In the land of upright men
Thomas Sankara was murdered when I was just starting school.
It was October 15 of 1987, and I really cannot remember hearing or seeing anything about this on television.
I do remember that a year earlier, everyone sat in front of our black-and-white television set as footage of a plane crash and evidently distressed soldiers went through some wreckage in search of clues as to what could have happened to Samora Machel.
Many people will remember that day. Samora Machel’s murder cut people to the quick, and his death was the cause of one of the two occasions that I saw President Robert Mugabe shedding tears in public; the other was in 1992 while burying the First Lady, Amai Sally Mugabe.
In Southern Africa, we were very close to Machel. He represented the uncompromising and fearless leader that delivered liberation against seemingly insurmountable foes.
That was the history we were taught.

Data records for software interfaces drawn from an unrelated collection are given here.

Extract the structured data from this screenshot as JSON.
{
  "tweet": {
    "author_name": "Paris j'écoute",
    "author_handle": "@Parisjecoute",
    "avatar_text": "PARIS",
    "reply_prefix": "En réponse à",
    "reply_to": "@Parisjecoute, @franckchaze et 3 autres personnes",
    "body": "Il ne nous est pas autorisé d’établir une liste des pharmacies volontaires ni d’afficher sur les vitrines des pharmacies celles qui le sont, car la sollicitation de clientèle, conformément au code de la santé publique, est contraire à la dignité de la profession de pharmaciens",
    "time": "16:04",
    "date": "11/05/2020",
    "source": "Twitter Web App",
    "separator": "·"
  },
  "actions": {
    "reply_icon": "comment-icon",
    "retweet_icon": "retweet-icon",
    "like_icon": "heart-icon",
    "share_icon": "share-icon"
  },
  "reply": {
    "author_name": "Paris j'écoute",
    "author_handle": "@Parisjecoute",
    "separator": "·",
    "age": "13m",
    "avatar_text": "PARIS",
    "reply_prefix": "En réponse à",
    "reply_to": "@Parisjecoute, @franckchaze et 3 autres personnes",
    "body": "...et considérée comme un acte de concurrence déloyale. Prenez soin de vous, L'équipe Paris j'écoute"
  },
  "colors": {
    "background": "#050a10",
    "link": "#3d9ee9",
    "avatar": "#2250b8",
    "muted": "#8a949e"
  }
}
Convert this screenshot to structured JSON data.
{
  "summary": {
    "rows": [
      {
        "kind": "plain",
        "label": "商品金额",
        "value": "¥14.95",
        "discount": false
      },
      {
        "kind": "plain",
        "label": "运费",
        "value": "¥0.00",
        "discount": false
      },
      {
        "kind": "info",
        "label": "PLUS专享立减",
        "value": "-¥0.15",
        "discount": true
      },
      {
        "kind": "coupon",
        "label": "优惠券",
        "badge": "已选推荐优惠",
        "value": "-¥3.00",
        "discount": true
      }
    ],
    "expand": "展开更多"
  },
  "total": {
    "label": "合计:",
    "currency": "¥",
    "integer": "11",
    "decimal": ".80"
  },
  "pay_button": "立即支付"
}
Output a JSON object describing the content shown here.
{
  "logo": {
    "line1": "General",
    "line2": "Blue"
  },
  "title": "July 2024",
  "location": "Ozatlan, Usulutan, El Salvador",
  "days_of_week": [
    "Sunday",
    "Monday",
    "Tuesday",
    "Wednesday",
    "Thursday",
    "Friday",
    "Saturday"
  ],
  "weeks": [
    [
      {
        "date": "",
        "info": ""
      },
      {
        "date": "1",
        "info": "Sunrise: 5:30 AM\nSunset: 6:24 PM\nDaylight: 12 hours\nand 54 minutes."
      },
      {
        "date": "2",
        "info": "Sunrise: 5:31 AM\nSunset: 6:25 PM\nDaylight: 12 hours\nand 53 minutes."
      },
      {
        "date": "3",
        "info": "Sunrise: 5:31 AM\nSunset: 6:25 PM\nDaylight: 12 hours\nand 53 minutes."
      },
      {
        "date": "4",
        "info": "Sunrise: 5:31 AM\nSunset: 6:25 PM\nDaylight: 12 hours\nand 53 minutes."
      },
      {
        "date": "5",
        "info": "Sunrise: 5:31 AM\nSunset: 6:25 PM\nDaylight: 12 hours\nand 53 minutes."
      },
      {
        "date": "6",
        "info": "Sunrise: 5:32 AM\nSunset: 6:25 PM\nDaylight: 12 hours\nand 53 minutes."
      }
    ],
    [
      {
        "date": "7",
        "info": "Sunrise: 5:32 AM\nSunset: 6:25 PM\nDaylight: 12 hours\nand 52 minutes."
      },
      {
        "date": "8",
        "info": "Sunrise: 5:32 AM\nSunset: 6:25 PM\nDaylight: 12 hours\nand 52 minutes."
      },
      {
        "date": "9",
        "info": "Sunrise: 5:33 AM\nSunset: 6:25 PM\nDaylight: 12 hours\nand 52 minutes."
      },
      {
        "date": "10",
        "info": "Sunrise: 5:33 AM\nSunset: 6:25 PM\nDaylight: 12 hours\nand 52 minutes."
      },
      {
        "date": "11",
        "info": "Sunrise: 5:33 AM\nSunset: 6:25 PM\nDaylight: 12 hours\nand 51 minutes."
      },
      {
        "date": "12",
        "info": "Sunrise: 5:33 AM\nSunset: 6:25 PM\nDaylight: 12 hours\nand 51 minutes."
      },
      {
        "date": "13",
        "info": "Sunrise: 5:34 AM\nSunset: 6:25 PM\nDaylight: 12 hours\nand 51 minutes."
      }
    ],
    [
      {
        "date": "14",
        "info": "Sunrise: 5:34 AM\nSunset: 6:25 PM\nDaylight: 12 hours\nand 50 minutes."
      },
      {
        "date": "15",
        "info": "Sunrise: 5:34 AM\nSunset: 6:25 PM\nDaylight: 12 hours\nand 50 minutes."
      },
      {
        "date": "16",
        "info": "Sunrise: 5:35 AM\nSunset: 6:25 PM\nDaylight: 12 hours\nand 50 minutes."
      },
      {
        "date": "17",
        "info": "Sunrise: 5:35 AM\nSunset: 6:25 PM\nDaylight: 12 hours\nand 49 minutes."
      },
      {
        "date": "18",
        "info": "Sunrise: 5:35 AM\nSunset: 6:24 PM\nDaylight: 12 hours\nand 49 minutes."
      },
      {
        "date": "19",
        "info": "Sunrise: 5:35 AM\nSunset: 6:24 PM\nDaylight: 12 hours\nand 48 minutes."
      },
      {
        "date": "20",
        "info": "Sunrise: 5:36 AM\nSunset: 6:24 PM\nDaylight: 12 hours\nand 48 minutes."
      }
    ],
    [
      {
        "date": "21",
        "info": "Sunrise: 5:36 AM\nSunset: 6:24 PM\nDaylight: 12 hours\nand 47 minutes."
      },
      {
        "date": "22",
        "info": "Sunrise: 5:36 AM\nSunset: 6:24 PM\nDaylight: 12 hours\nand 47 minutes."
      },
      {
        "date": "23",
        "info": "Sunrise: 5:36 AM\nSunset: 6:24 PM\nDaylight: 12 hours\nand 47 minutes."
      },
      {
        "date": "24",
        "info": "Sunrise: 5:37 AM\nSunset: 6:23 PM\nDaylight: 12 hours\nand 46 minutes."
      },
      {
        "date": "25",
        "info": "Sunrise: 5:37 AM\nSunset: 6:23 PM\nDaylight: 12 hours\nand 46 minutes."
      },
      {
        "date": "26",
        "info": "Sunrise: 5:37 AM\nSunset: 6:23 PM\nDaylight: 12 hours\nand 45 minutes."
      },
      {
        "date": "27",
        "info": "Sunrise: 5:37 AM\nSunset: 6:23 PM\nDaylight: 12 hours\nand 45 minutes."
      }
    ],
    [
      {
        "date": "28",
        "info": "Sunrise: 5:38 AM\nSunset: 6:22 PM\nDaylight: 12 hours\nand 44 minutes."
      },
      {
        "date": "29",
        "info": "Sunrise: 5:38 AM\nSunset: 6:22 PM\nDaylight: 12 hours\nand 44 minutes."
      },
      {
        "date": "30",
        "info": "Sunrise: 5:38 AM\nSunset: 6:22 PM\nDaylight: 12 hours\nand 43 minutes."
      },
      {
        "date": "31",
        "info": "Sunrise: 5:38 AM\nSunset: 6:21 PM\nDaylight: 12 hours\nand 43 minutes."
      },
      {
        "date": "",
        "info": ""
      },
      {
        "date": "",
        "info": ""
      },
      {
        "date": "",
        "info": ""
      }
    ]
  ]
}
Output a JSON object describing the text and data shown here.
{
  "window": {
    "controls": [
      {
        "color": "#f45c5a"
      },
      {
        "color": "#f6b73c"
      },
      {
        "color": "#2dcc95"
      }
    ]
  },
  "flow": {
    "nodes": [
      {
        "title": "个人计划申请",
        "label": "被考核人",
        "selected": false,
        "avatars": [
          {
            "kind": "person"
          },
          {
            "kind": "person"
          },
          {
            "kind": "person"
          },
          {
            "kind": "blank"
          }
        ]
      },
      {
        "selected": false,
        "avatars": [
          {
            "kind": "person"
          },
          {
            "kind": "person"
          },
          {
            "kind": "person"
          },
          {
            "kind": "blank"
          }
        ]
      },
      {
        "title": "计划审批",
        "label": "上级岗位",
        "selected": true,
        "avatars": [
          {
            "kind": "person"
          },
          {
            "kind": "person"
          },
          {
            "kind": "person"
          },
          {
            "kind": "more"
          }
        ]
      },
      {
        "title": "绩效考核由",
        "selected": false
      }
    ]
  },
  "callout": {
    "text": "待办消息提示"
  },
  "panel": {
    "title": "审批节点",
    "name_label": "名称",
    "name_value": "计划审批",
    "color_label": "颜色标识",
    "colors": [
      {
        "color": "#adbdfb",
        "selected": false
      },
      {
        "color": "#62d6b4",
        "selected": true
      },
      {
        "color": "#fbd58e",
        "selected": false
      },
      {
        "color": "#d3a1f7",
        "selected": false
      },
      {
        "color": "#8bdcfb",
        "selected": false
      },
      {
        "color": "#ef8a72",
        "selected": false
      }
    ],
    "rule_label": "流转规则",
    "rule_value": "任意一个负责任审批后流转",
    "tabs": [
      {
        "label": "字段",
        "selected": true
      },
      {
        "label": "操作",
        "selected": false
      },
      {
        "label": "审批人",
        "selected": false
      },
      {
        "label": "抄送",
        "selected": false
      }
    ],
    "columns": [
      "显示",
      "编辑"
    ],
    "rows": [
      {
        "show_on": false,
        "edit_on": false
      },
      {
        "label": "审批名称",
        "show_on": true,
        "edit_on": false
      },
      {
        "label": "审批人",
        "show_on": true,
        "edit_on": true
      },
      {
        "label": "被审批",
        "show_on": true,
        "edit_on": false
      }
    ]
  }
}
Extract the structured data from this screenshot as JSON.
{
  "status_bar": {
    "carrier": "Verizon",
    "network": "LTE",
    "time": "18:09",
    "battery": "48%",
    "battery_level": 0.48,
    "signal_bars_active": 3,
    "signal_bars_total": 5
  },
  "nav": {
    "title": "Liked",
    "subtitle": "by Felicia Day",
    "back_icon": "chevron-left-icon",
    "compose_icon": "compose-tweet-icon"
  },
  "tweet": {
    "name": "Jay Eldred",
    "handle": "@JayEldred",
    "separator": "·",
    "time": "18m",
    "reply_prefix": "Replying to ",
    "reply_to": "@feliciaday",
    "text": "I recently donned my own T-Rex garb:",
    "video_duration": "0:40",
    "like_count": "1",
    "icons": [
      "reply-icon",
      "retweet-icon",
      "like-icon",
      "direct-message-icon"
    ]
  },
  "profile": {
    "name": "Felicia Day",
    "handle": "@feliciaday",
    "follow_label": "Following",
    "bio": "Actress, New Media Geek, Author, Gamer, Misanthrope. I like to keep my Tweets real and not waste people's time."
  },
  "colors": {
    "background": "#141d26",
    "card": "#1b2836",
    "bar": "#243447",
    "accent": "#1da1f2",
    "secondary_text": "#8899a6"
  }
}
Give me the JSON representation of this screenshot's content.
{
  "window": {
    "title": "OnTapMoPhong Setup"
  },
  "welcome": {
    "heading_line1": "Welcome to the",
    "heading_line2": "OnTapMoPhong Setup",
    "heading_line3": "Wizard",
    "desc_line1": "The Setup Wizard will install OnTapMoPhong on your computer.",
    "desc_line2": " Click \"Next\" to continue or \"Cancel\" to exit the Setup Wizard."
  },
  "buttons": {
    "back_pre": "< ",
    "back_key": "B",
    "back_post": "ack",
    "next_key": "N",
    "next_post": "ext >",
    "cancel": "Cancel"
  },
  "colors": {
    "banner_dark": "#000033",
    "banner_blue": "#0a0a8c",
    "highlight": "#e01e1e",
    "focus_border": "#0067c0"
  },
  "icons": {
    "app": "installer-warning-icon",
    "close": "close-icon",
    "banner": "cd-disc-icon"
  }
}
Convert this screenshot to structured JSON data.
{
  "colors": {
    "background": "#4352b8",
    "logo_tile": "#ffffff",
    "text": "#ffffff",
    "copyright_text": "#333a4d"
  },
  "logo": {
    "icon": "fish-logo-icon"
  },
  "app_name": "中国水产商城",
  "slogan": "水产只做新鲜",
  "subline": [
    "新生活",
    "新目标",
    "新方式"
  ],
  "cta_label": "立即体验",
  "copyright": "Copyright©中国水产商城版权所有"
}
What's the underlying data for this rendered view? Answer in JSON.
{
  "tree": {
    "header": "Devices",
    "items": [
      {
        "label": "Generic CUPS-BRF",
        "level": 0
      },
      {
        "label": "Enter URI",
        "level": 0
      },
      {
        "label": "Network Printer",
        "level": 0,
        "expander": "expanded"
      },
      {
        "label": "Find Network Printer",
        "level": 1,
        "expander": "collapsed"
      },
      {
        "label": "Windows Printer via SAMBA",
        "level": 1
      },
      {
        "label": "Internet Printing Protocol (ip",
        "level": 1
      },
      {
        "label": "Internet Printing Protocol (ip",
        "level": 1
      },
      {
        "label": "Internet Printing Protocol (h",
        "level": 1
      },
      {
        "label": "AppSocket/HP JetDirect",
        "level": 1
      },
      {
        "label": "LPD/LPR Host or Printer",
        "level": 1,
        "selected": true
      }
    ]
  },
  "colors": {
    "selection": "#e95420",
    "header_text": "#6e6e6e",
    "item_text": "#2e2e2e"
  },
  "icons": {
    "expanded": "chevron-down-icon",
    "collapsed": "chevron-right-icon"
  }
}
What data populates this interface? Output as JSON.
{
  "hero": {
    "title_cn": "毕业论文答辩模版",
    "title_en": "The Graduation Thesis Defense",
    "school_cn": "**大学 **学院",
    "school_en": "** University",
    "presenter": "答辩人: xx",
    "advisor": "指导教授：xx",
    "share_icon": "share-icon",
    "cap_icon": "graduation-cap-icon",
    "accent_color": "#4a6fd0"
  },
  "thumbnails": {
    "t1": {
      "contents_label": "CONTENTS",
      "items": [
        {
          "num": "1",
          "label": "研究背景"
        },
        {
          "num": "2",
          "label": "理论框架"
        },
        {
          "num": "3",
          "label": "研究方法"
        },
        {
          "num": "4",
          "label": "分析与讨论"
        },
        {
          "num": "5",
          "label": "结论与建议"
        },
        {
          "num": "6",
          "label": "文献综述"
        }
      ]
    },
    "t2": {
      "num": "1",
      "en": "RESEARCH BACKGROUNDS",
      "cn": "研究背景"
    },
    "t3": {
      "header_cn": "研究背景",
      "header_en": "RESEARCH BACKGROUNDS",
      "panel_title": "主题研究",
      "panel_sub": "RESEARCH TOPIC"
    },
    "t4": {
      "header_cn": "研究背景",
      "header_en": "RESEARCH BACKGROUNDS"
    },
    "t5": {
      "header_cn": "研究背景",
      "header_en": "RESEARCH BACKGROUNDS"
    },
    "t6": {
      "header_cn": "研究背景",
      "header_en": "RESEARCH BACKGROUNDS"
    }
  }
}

But we never really got to read of other luminaries and their ideas: people like Patrice Lumumba and Steve Biko were only mentioned in passing.
People like Thomas Sankara and Amilcar Cabral were total strangers in our grapplings with high school history.
A passing statement by President Mugabe many years later directed me to Sankara, his life, work and death.
To paraphrase, he said something to the effect that Thomas Sankara handed over a single AK-47 rifle – that symbol of revolution – for onward transmission to the fighters of Umkhonto we Sizwe in the ANC as the poor Burkinabe’s contribution to the fight against apartheid.
That was the kind of man he was; someone ready to do any small bit to advance the cause of political, economic and cultural liberation, hence, references to him as “Africa’s Che Guevara”.
Thomas Sankara was a man with a vision, a vision that some called, at the time, the greatest post-colonial Africa had ever seen.
There simply is not enough space here to even give a synopsis of the man’s vision, a vision that is encapsulated in his renaming of Upper Volta to Burkina Faso, which translates to “Land of Upright/Incorruptible Men”.
But on October 15, 1987, he was murdered.
Blaise Compaoré was involved and has been President of Burkina Faso ever since.
He immediately busied himself with reversing all the good Thomas Sankara had done and imploring the IMF, World Bank and France to quickly come back and rape the land of upright men.
One account presented in a documentary by Silvestro Montanaro for Italian broadcaster RAI, indicates that just before Compaoré fired the first shot, Thomas Sankara gasped: “Blaise, you are my best friend, I call you my brother, and yet you assassinate me?”
To this, the murderer reportedly responded with an irritated hand gesture and a few mumbled words in French and a tightening of the trigger.
These are some of the people who are leading Africa and leading lands of upright men.
I do not know if President Compaoré really did pull the trigger or even if he was indeed involved in the plot to murder Thomas Sankara.
But I have little reason to doubt it. After all, in 2008 he was the only African member of the UN Security Council to side with the US, France, Britain and Italy in trying to pave the way for the military invasion of Zimbabwe.
Looking around the continent, I wonder what Thomas Sankara would have to say about the direction the continent is going.
I wonder how he would feel about Rwanda and Uganda’s actions in regards to the DRC; about the fact that 90 percent of the African Union’s budget comes from the same people who kill Africa’s upright men; about people like General Carter Ham, with Ambassador Christopher Dell in tow, bleating none-sense about how America wants to help Namibia improve its military capacity as if we don’t know what AFRICOM is; about how we entertain poverty in a continent with the world’s highest concentration of mineral wealth while exporting raw materials that make the killers of upright men rich.
I really wonder at our total loss of self-respect, self-worth and dignity.
It is something that Thomas Sankara would surely be concerned about.
His widow, Mariam Sankara, once remarked: “Thomas knew how to show his people that they could become dignified and proud through will power, courage, honesty and work.
What remains above all of my husband is his integrity.”
Is there any integrity left in the land of upright men?